→ EXERCISE DIRECTIONS: Below are the records; count the lines that include the string "JSON" and give only that number.
--- START ---
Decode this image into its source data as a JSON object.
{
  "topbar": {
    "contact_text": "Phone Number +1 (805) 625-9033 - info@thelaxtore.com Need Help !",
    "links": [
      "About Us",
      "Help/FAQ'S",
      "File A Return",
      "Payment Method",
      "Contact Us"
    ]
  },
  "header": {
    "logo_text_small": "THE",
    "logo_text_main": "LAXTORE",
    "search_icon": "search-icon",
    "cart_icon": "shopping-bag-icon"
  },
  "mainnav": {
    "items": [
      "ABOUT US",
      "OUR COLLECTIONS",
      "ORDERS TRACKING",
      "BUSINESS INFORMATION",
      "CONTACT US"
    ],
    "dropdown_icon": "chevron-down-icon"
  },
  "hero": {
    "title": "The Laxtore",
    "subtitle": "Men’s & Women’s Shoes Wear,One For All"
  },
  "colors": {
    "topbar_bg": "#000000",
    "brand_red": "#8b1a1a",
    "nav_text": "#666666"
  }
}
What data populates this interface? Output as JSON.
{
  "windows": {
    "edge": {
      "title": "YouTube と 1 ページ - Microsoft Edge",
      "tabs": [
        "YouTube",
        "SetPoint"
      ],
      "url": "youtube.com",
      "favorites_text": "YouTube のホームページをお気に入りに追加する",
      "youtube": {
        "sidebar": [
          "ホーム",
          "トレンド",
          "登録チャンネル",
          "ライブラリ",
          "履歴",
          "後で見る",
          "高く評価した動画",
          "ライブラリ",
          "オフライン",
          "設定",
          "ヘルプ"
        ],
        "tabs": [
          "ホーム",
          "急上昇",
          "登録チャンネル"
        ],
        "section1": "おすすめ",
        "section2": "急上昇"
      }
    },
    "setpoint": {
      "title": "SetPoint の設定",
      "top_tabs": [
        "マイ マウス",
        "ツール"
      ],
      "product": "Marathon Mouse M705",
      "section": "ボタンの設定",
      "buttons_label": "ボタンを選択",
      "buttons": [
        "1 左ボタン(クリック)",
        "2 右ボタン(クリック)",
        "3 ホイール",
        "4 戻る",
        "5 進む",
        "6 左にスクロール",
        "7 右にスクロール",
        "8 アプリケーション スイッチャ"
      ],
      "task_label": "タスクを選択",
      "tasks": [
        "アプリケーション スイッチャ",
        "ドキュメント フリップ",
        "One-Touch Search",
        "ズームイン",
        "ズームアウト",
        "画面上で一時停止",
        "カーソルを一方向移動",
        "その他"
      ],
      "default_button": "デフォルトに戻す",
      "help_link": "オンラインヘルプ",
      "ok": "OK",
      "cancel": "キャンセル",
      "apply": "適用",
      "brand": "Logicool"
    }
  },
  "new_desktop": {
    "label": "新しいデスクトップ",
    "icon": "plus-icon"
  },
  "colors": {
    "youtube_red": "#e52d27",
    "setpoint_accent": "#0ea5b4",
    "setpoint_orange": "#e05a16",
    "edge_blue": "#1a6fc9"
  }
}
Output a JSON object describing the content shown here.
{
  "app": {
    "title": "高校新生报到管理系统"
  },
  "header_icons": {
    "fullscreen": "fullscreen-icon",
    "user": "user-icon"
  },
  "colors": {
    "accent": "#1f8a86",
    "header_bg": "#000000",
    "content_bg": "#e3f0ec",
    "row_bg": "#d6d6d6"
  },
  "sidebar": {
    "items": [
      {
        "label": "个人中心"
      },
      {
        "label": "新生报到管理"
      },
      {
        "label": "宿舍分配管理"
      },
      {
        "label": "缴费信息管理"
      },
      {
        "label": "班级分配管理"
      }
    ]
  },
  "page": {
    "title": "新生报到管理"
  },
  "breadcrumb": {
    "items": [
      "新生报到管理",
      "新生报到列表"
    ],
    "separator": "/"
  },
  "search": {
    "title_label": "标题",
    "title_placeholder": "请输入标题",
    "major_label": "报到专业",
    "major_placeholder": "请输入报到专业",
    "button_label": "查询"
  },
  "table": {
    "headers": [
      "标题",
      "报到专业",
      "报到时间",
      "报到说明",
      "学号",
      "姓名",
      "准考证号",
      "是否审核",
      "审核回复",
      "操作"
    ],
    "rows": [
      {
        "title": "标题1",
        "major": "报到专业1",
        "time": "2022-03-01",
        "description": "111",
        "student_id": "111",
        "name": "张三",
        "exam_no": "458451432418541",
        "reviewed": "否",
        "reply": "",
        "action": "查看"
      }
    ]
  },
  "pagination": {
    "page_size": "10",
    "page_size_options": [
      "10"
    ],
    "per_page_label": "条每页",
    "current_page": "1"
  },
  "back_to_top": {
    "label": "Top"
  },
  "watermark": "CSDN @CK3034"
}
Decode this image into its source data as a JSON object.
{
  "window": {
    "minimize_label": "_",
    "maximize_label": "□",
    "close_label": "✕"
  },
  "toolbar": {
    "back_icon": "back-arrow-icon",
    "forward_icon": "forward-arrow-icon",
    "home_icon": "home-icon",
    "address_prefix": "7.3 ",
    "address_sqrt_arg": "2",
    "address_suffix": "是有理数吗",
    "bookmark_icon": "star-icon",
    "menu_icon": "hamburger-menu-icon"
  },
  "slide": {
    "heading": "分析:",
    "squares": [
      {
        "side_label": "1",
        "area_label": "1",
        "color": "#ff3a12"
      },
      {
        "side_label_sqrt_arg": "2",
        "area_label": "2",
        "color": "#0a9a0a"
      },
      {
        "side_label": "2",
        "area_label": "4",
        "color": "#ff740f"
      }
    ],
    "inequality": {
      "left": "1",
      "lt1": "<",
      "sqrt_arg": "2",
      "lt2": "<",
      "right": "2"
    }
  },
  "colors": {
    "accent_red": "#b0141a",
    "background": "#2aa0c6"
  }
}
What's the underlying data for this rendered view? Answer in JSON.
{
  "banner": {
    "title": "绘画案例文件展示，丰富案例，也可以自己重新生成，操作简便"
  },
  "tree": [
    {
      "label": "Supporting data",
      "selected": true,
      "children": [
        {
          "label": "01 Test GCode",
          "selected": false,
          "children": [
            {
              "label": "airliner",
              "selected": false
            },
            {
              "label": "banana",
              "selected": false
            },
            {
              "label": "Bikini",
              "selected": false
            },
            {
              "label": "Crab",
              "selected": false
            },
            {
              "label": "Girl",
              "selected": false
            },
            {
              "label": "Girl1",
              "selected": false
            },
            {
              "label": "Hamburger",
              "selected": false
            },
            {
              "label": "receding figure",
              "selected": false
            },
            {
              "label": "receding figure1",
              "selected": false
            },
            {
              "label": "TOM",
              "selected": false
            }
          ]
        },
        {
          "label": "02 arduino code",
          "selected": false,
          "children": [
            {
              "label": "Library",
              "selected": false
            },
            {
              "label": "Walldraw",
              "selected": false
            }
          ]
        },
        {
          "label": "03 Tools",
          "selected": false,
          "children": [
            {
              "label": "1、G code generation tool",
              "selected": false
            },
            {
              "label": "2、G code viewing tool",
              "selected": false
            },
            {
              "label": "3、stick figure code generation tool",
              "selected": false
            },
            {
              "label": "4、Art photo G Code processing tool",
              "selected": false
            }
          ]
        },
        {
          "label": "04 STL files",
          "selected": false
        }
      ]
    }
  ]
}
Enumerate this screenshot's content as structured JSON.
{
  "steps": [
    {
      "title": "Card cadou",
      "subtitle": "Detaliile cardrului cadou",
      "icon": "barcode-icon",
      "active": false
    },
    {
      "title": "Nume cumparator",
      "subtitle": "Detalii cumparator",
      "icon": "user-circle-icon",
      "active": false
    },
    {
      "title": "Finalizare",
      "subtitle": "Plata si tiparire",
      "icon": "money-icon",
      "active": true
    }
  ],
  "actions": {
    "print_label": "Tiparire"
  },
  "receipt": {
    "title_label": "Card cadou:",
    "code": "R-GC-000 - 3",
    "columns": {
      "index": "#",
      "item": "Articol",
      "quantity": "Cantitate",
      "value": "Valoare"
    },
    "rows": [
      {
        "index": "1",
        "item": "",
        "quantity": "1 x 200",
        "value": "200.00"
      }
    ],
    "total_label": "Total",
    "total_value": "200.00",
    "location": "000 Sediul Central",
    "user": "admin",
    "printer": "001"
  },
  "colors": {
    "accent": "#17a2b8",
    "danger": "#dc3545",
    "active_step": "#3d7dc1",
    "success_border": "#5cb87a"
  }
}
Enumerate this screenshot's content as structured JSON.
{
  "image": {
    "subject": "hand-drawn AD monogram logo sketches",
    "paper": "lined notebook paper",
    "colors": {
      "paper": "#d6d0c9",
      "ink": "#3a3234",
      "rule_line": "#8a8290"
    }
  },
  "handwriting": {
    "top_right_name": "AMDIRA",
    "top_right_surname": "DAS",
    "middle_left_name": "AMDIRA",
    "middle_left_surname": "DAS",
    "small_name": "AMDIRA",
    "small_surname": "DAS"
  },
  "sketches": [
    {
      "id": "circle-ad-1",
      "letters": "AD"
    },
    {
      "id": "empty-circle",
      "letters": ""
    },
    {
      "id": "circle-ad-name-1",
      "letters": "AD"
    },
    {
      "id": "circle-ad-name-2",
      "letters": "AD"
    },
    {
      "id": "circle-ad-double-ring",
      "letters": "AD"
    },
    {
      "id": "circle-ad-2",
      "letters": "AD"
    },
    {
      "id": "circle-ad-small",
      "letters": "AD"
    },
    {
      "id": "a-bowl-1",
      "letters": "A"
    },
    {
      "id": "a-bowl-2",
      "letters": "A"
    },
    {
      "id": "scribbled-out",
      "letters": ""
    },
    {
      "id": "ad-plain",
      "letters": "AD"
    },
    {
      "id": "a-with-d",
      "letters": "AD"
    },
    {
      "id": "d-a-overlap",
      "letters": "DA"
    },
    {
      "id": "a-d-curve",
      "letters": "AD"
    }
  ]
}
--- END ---
→ SOLUTION TO THIS TASK: 7